## TASK
Filter these entries so that only lines with the word "marker" remain.

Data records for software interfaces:
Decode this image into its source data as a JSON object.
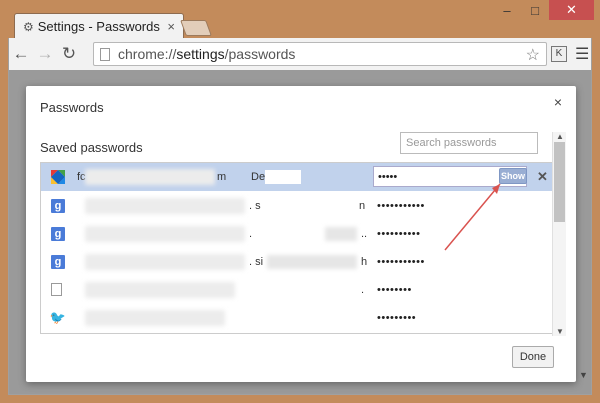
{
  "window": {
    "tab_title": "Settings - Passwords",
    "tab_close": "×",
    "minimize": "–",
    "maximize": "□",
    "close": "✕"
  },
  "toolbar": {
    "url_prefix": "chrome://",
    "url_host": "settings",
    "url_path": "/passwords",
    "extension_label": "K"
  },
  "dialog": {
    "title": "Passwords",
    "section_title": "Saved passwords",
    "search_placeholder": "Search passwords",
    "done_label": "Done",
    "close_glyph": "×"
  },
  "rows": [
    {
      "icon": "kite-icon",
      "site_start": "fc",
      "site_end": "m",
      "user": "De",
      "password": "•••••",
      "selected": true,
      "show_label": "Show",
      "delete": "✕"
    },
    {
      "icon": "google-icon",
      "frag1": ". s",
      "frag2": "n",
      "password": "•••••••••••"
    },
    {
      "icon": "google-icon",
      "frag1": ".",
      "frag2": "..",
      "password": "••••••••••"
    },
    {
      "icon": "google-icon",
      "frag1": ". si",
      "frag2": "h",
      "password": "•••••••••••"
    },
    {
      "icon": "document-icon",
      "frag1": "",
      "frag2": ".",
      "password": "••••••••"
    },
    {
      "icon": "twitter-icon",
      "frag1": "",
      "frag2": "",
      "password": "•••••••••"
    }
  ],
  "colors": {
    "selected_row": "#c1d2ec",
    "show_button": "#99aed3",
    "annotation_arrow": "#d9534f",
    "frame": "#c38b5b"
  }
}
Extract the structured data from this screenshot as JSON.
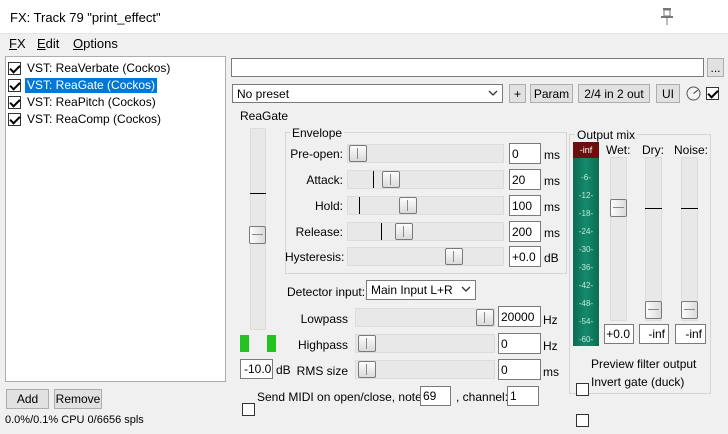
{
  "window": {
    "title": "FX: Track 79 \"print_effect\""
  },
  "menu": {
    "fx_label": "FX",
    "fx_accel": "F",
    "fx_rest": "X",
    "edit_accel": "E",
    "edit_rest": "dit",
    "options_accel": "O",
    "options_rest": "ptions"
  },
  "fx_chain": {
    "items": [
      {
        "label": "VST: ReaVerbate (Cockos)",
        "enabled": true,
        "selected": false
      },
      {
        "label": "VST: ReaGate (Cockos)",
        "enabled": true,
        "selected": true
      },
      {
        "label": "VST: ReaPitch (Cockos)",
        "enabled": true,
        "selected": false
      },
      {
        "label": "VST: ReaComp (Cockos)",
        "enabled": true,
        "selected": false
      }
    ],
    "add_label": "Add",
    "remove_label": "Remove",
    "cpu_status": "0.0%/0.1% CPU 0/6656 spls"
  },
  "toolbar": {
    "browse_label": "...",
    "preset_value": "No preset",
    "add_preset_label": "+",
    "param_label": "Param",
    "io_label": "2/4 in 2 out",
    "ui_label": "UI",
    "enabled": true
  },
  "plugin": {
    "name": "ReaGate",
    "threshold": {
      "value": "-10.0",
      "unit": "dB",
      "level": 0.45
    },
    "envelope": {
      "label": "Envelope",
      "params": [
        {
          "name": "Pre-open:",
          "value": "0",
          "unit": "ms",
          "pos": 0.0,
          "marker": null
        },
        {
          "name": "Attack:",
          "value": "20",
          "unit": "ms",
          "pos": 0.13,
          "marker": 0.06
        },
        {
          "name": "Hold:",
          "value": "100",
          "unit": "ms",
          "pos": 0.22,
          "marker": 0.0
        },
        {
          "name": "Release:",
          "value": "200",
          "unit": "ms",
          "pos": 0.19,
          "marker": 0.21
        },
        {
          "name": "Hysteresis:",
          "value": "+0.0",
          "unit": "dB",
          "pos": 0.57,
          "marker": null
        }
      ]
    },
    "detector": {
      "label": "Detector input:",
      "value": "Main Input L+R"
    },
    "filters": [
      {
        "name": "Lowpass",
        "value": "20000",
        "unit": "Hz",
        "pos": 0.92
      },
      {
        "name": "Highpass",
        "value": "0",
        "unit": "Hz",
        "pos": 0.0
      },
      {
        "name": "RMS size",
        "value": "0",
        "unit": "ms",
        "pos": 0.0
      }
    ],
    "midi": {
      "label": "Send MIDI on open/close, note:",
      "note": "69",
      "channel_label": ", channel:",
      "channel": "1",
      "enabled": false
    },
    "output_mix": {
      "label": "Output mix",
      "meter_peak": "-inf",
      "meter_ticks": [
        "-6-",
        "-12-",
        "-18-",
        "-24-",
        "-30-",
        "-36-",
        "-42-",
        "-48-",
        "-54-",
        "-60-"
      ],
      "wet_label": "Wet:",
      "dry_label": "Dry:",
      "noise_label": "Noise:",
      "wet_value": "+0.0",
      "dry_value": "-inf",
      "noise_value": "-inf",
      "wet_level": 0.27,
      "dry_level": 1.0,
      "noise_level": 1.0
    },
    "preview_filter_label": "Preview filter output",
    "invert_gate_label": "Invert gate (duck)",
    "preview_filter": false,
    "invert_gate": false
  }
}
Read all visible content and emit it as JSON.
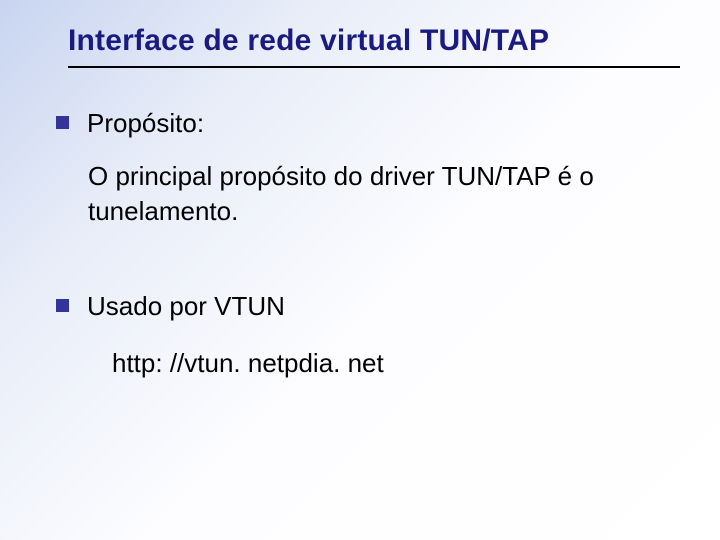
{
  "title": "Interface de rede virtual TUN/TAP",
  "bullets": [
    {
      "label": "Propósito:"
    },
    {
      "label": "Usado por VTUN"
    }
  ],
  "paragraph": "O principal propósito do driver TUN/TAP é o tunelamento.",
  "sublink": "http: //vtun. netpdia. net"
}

## ANSWER BOX
          "marker": null
          "marker": 0.06
          "marker": 0.0
          "marker": 0.21
          "marker": null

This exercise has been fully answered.